At the moment, some of you may not realize how big this is but it’s huge. Currently in order to chat with your friends on Facebook, most people have to have their browser open and be logged in to Facebook unless they’re using Digsby (PC) or Adium (Mac), both of which have added Facebook Chat support already. This makes it a bit restrictive and could keep some people from using it. Once Jabber Support has been added, it opens up multiple doors by allowing developers to integrate chat into their applications with no hassle. One likely reason they’re announcing this before they even have it ready is so developers can start figuring out how they want to integrate chat into their apps. On the Facebook Developers blog they say, “we wanted to give you a heads up so you can start thinking about (or even start building) Chat into your applications.”

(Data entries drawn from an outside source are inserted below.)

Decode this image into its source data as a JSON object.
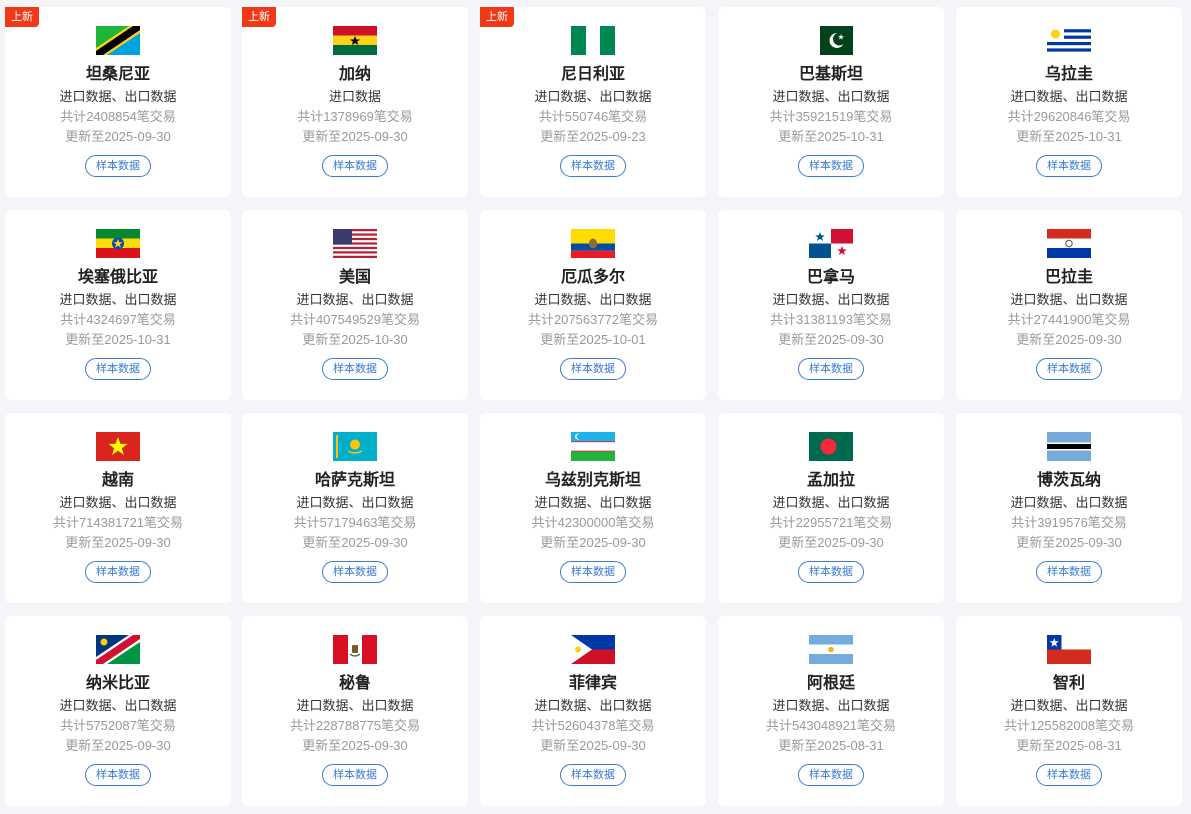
{
  "badge_new": "上新",
  "sample_label": "样本数据",
  "countries": [
    {
      "name": "坦桑尼亚",
      "types": "进口数据、出口数据",
      "count": "共计2408854笔交易",
      "updated": "更新至2025-09-30",
      "is_new": true,
      "flag_icon": "tanzania-flag-icon"
    },
    {
      "name": "加纳",
      "types": "进口数据",
      "count": "共计1378969笔交易",
      "updated": "更新至2025-09-30",
      "is_new": true,
      "flag_icon": "ghana-flag-icon"
    },
    {
      "name": "尼日利亚",
      "types": "进口数据、出口数据",
      "count": "共计550746笔交易",
      "updated": "更新至2025-09-23",
      "is_new": true,
      "flag_icon": "nigeria-flag-icon"
    },
    {
      "name": "巴基斯坦",
      "types": "进口数据、出口数据",
      "count": "共计35921519笔交易",
      "updated": "更新至2025-10-31",
      "is_new": false,
      "flag_icon": "pakistan-flag-icon"
    },
    {
      "name": "乌拉圭",
      "types": "进口数据、出口数据",
      "count": "共计29620846笔交易",
      "updated": "更新至2025-10-31",
      "is_new": false,
      "flag_icon": "uruguay-flag-icon"
    },
    {
      "name": "埃塞俄比亚",
      "types": "进口数据、出口数据",
      "count": "共计4324697笔交易",
      "updated": "更新至2025-10-31",
      "is_new": false,
      "flag_icon": "ethiopia-flag-icon"
    },
    {
      "name": "美国",
      "types": "进口数据、出口数据",
      "count": "共计407549529笔交易",
      "updated": "更新至2025-10-30",
      "is_new": false,
      "flag_icon": "usa-flag-icon"
    },
    {
      "name": "厄瓜多尔",
      "types": "进口数据、出口数据",
      "count": "共计207563772笔交易",
      "updated": "更新至2025-10-01",
      "is_new": false,
      "flag_icon": "ecuador-flag-icon"
    },
    {
      "name": "巴拿马",
      "types": "进口数据、出口数据",
      "count": "共计31381193笔交易",
      "updated": "更新至2025-09-30",
      "is_new": false,
      "flag_icon": "panama-flag-icon"
    },
    {
      "name": "巴拉圭",
      "types": "进口数据、出口数据",
      "count": "共计27441900笔交易",
      "updated": "更新至2025-09-30",
      "is_new": false,
      "flag_icon": "paraguay-flag-icon"
    },
    {
      "name": "越南",
      "types": "进口数据、出口数据",
      "count": "共计714381721笔交易",
      "updated": "更新至2025-09-30",
      "is_new": false,
      "flag_icon": "vietnam-flag-icon"
    },
    {
      "name": "哈萨克斯坦",
      "types": "进口数据、出口数据",
      "count": "共计57179463笔交易",
      "updated": "更新至2025-09-30",
      "is_new": false,
      "flag_icon": "kazakhstan-flag-icon"
    },
    {
      "name": "乌兹别克斯坦",
      "types": "进口数据、出口数据",
      "count": "共计42300000笔交易",
      "updated": "更新至2025-09-30",
      "is_new": false,
      "flag_icon": "uzbekistan-flag-icon"
    },
    {
      "name": "孟加拉",
      "types": "进口数据、出口数据",
      "count": "共计22955721笔交易",
      "updated": "更新至2025-09-30",
      "is_new": false,
      "flag_icon": "bangladesh-flag-icon"
    },
    {
      "name": "博茨瓦纳",
      "types": "进口数据、出口数据",
      "count": "共计3919576笔交易",
      "updated": "更新至2025-09-30",
      "is_new": false,
      "flag_icon": "botswana-flag-icon"
    },
    {
      "name": "纳米比亚",
      "types": "进口数据、出口数据",
      "count": "共计5752087笔交易",
      "updated": "更新至2025-09-30",
      "is_new": false,
      "flag_icon": "namibia-flag-icon"
    },
    {
      "name": "秘鲁",
      "types": "进口数据、出口数据",
      "count": "共计228788775笔交易",
      "updated": "更新至2025-09-30",
      "is_new": false,
      "flag_icon": "peru-flag-icon"
    },
    {
      "name": "菲律宾",
      "types": "进口数据、出口数据",
      "count": "共计52604378笔交易",
      "updated": "更新至2025-09-30",
      "is_new": false,
      "flag_icon": "philippines-flag-icon"
    },
    {
      "name": "阿根廷",
      "types": "进口数据、出口数据",
      "count": "共计543048921笔交易",
      "updated": "更新至2025-08-31",
      "is_new": false,
      "flag_icon": "argentina-flag-icon"
    },
    {
      "name": "智利",
      "types": "进口数据、出口数据",
      "count": "共计125582008笔交易",
      "updated": "更新至2025-08-31",
      "is_new": false,
      "flag_icon": "chile-flag-icon"
    }
  ],
  "colors": {
    "badge": "#f03a17",
    "accent": "#3a7bd5",
    "muted_text": "#9a9a9a",
    "background": "#f3f5f8"
  }
}
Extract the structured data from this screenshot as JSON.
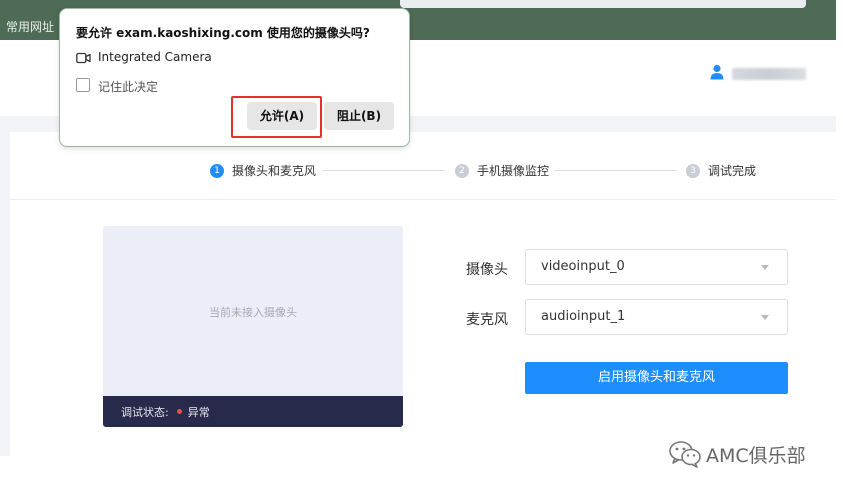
{
  "browser": {
    "bookmarks_label": "常用网址"
  },
  "permission_prompt": {
    "title": "要允许 exam.kaoshixing.com 使用您的摄像头吗?",
    "device_label": "Integrated Camera",
    "remember_label": "记住此决定",
    "allow_label": "允许(A)",
    "block_label": "阻止(B)"
  },
  "stepper": {
    "steps": [
      {
        "num": "1",
        "label": "摄像头和麦克风",
        "state": "active"
      },
      {
        "num": "2",
        "label": "手机摄像监控",
        "state": "pending"
      },
      {
        "num": "3",
        "label": "调试完成",
        "state": "pending"
      }
    ]
  },
  "preview": {
    "placeholder": "当前未接入摄像头",
    "status_label": "调试状态:",
    "status_value": "异常"
  },
  "form": {
    "camera_label": "摄像头",
    "camera_value": "videoinput_0",
    "mic_label": "麦克风",
    "mic_value": "audioinput_1",
    "enable_button": "启用摄像头和麦克风"
  },
  "watermark": {
    "text": "AMC俱乐部"
  },
  "colors": {
    "accent": "#1e8eff",
    "bookmarks_bar": "#4d6b55",
    "status_error": "#f04a4a",
    "highlight": "#e4322b"
  }
}
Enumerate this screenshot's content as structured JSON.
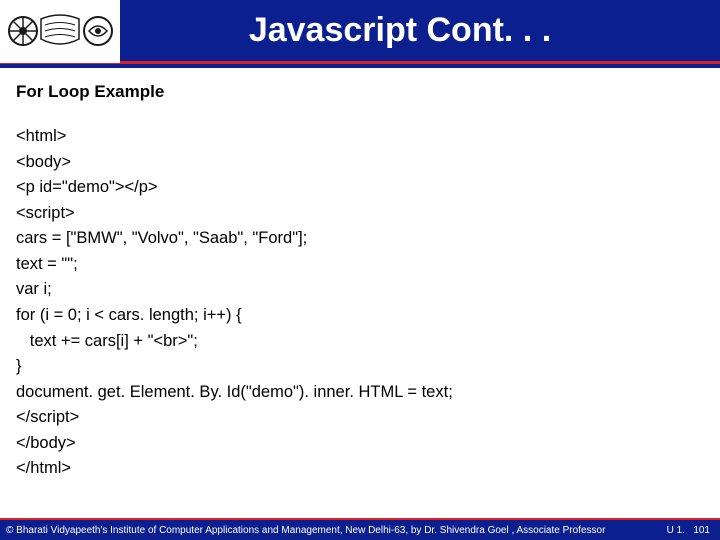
{
  "header": {
    "title": "Javascript Cont. . ."
  },
  "section": {
    "heading": "For Loop Example"
  },
  "code_lines": [
    "<html>",
    "<body>",
    "<p id=\"demo\"></p>",
    "<script>",
    "cars = [\"BMW\", \"Volvo\", \"Saab\", \"Ford\"];",
    "text = \"\";",
    "var i;",
    "for (i = 0; i < cars. length; i++) {",
    "   text += cars[i] + \"<br>\";",
    "}",
    "document. get. Element. By. Id(\"demo\"). inner. HTML = text;",
    "</script>",
    "</body>",
    "</html>"
  ],
  "footer": {
    "copyright": "© Bharati Vidyapeeth's Institute of Computer Applications and Management, New Delhi-63, by  Dr. Shivendra Goel , Associate Professor",
    "unit": "U 1.",
    "page": "101"
  }
}
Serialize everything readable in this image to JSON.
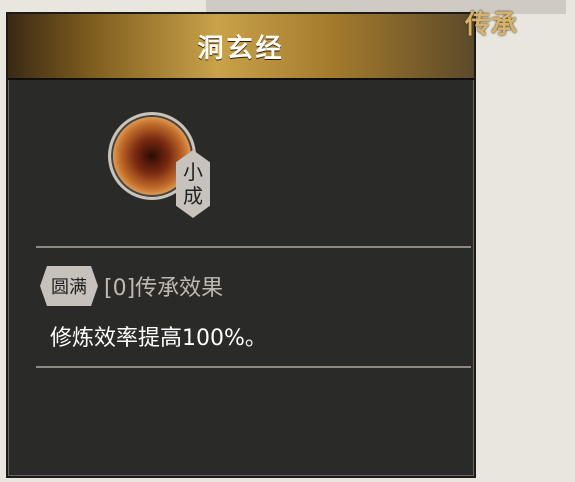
{
  "tooltip": {
    "title": "洞玄经",
    "inherit_label": "传承",
    "stage_label": "小成",
    "tier_tag": "圆满",
    "effect_title": "[0]传承效果",
    "effect_description": "修炼效率提高100%。"
  },
  "icons": {
    "skill": "scripture-skill-icon"
  }
}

For Meebo users, it means they too would be able to chat with their Facebook friends. Meebo for a while has allowed users to login to any Jabber service. It also means cross-network messengers like Pidgin who wouldn’t necessarily take the time to integrate Facebook chat, would be able to support it because they do support Jabber. No additional configuration would be needed. Once Facebook Chat is more accessible, more people will be willing to use it which can only help Facebook grow in the end.

Thanks for the tip Curtiss!

Source: Inside Facebook